Remembering Bob Beal

Bob DealProfessor Robert (Bob) William Beal AM, passed away in Adelaide on 20 November 2016 after a short illness.

Born in Newcastle on 25 March 1934, Bob was educated at Newcastle Boys’ High School. He graduated in medicine from Sydney University and gained fellowships in the Royal Australian College of Physicians, Royal Australian College of Pathologists, Royal Australian College of Medical Administrators, the Australian Institute of Management and the Australian Medical Association and was a Clinical Professor of Medicine at Flinders University. He was still teaching until his death.

Bob commenced as the Director of the Australian Red Cross Blood Transfusion Service in South Australia in 1964 at the age of 29 as the youngest director ever appointed.  He continued in that role for 32 years, and during that time, both blood transfusion and clinical medicine underwent significant change and transformation. Bob was passionate about the safety of the blood supply -  locally, nationally and internationally.

He was President of the Australian Society of Blood Transfusion 1978-80 and the International Society of Blood Transfusion 1998-2000 and was Head of the International Federation of Red Cross & Red Crescent Blood Program in Geneva in 1990-1992 and 1996-97 (also working with WHO). In these roles, he was able to influence and guide the safety of blood programs globally. 

Along with Judith Hay, Bob’s leadership created a culture where managers and staff truly understood ‘why’ they needed to do everything and passionately cared about what they did, taking enormous pride in motivating donors to return and in delivering the blood supply for patients. And of course, this rigor and discipline maintained the safety and sustainability of the blood supply.

Bob had enormous energy and was a champion for ‘proper process’ which made him a perfect NATA Technical Assessor, a role he held for over 16 years. He was also a member of the NATA Council and was elected to the NATA Board in 1994. In this capacity he was responsible for approving many accreditations and made a valuable contribution to NATA’s Medical Testing program.

His influence in setting up NATA’s joint medical testing program with the Royal College of Pathologists of Australasia (RCPA) is central to its current strength and success.

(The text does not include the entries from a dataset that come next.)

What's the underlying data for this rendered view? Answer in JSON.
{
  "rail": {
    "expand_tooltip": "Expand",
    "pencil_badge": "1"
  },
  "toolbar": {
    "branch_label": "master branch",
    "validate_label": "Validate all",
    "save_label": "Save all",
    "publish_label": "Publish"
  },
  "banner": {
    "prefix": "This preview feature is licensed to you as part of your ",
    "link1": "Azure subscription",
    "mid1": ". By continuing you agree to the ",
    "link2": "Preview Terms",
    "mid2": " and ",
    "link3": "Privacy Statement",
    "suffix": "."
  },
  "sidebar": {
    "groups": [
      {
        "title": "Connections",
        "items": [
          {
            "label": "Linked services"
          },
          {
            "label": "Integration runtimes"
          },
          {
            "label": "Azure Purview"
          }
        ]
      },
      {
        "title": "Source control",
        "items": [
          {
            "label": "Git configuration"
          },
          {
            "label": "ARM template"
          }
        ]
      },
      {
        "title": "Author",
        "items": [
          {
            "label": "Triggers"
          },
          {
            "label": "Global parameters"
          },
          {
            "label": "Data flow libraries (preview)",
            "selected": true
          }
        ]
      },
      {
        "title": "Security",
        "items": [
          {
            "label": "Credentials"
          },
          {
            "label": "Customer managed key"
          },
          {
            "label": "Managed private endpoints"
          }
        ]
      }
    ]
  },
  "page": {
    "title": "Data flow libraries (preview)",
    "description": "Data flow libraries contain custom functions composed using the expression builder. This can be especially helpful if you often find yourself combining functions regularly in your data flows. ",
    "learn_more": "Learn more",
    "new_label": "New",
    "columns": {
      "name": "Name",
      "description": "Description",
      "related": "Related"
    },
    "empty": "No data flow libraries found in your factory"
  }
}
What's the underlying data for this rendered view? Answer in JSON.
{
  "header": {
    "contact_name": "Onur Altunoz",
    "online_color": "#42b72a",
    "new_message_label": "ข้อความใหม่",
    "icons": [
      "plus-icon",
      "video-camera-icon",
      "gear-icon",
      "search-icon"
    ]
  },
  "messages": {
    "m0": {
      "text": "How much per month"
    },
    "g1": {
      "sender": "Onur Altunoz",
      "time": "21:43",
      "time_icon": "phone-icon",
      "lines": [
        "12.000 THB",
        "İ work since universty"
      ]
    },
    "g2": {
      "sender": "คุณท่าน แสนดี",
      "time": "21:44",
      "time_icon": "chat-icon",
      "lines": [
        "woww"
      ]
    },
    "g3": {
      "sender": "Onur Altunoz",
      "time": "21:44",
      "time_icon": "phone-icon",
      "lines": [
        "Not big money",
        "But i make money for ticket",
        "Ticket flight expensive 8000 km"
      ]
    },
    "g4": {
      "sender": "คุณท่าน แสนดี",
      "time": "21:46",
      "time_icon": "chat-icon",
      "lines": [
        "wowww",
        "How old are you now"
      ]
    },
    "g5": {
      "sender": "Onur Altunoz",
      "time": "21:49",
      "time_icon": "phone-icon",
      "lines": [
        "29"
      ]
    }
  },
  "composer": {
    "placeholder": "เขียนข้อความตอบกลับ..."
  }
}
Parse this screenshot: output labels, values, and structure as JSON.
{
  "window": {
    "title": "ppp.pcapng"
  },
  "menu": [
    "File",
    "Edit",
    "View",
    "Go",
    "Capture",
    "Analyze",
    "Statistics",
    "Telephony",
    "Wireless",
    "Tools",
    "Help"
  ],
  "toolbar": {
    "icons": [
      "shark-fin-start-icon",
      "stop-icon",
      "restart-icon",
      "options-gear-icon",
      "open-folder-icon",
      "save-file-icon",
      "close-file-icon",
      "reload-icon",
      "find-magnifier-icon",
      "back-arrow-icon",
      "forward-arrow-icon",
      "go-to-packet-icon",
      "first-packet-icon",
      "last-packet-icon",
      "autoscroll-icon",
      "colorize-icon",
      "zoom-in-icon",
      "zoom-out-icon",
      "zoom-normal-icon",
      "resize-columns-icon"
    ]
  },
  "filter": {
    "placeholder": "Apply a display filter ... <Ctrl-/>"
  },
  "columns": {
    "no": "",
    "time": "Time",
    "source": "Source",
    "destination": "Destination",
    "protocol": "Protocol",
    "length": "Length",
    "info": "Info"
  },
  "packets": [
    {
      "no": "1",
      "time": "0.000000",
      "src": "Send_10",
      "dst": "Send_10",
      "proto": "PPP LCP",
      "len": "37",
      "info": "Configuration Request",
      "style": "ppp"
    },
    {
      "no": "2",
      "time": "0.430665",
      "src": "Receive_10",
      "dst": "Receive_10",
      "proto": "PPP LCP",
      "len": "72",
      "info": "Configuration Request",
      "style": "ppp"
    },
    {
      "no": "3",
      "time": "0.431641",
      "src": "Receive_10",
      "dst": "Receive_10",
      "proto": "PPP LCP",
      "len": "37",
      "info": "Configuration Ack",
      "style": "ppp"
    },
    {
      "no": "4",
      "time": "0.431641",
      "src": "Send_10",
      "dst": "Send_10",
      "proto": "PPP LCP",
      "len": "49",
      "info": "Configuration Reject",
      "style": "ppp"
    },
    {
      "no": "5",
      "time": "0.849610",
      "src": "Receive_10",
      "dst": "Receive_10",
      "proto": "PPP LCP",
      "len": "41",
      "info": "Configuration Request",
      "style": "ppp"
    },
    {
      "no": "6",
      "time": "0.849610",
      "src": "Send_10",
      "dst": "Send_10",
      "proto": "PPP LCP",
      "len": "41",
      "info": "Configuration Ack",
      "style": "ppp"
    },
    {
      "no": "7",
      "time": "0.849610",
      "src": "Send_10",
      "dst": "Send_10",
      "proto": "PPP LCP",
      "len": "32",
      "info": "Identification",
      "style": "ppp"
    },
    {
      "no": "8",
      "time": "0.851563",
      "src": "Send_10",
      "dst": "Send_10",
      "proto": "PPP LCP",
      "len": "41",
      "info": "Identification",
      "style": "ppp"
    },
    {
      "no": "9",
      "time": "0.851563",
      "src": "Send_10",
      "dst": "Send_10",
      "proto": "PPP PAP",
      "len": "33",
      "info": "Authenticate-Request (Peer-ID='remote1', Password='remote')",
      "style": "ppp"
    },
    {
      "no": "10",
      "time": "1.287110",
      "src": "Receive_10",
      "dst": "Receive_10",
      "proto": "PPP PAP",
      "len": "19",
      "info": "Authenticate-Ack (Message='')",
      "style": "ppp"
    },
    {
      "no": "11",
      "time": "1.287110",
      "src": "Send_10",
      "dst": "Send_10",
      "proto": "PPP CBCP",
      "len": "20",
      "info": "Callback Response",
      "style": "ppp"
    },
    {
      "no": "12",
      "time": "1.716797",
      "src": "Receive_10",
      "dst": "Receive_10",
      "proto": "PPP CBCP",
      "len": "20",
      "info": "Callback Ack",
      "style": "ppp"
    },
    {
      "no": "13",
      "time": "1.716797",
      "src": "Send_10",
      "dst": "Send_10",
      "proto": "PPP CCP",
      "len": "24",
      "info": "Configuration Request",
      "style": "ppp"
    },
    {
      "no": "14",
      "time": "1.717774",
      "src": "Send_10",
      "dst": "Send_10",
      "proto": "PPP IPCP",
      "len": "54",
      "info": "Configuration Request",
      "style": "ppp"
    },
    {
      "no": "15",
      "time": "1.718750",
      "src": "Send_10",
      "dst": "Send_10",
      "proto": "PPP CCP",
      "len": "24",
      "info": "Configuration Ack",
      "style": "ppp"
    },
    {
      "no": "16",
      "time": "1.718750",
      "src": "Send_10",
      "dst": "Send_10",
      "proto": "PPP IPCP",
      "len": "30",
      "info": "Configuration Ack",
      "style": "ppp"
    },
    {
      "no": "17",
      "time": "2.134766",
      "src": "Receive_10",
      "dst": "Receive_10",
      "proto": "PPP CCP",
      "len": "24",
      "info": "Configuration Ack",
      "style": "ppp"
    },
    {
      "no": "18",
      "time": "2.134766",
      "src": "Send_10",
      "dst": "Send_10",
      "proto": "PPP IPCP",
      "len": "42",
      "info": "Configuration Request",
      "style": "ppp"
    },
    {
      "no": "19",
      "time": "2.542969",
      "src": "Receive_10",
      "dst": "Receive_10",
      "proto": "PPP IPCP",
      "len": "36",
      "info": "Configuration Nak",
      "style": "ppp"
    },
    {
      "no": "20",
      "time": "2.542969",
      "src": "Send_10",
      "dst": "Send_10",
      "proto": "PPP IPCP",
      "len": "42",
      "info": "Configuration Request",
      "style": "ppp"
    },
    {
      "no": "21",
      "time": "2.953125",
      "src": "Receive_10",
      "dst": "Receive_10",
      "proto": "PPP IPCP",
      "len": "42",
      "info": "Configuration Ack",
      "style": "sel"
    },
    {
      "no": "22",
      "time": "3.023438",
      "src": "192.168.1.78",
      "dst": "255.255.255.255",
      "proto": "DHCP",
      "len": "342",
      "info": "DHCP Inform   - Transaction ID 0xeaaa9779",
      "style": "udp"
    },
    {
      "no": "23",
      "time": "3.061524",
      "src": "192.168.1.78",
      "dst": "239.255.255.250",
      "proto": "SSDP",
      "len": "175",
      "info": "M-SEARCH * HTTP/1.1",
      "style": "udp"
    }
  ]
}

Bob’s membership of the Haematology / Immunohaematology Technical Group from 1986 to 2000 provided the focus for determining appropriate best practice in the individual disciplines within the medical testing profession.

A celebration of his life was held at St Peter’s Cathedral which is the family’s regular church, full of music and stories, and this event was summed up by Philippa Hetzel from the ISBT in this tribute:

“An avuncular man, a polymath, highly respected and very knowledgeable, a mentor and friend, a great story teller” -  these are the words chosen by colleagues to describe Bob Beal. He was liked and respected by so many people here in Australia, and internationally.  His life was full and productive, his service and achievements, significant and many.

While Bob was a stickler for the rules, he was also very kind, taking a genuine and personal interest in other people. He had a remarkable memory for detail and was a wonderful raconteur.  He had a series of favourite one liners that he would quote liberally and repeatedly to invariably teach a moral lesson.

A favourite was: “Blood Transfusion is like marriage: it should not be entered upon lightly, unadvisedly or wantonly or more often than is absolutely necessary.”

Bob himself had a natural interest and curiosity to understand: to learn and to share his knowledge. He was always an active participant in whatever he undertook. It was his initiative and passion to start the first ARC International Humanitarian Law Committee, in South Australia. His interest and support of that particular cause continuing until his death.

He was an accomplished organist and choir master, a keen golfer and an avid reader. He is survived by his wife Sue, five children and ten grandchildren. 

Bob will be fondly remembered and greatly missed.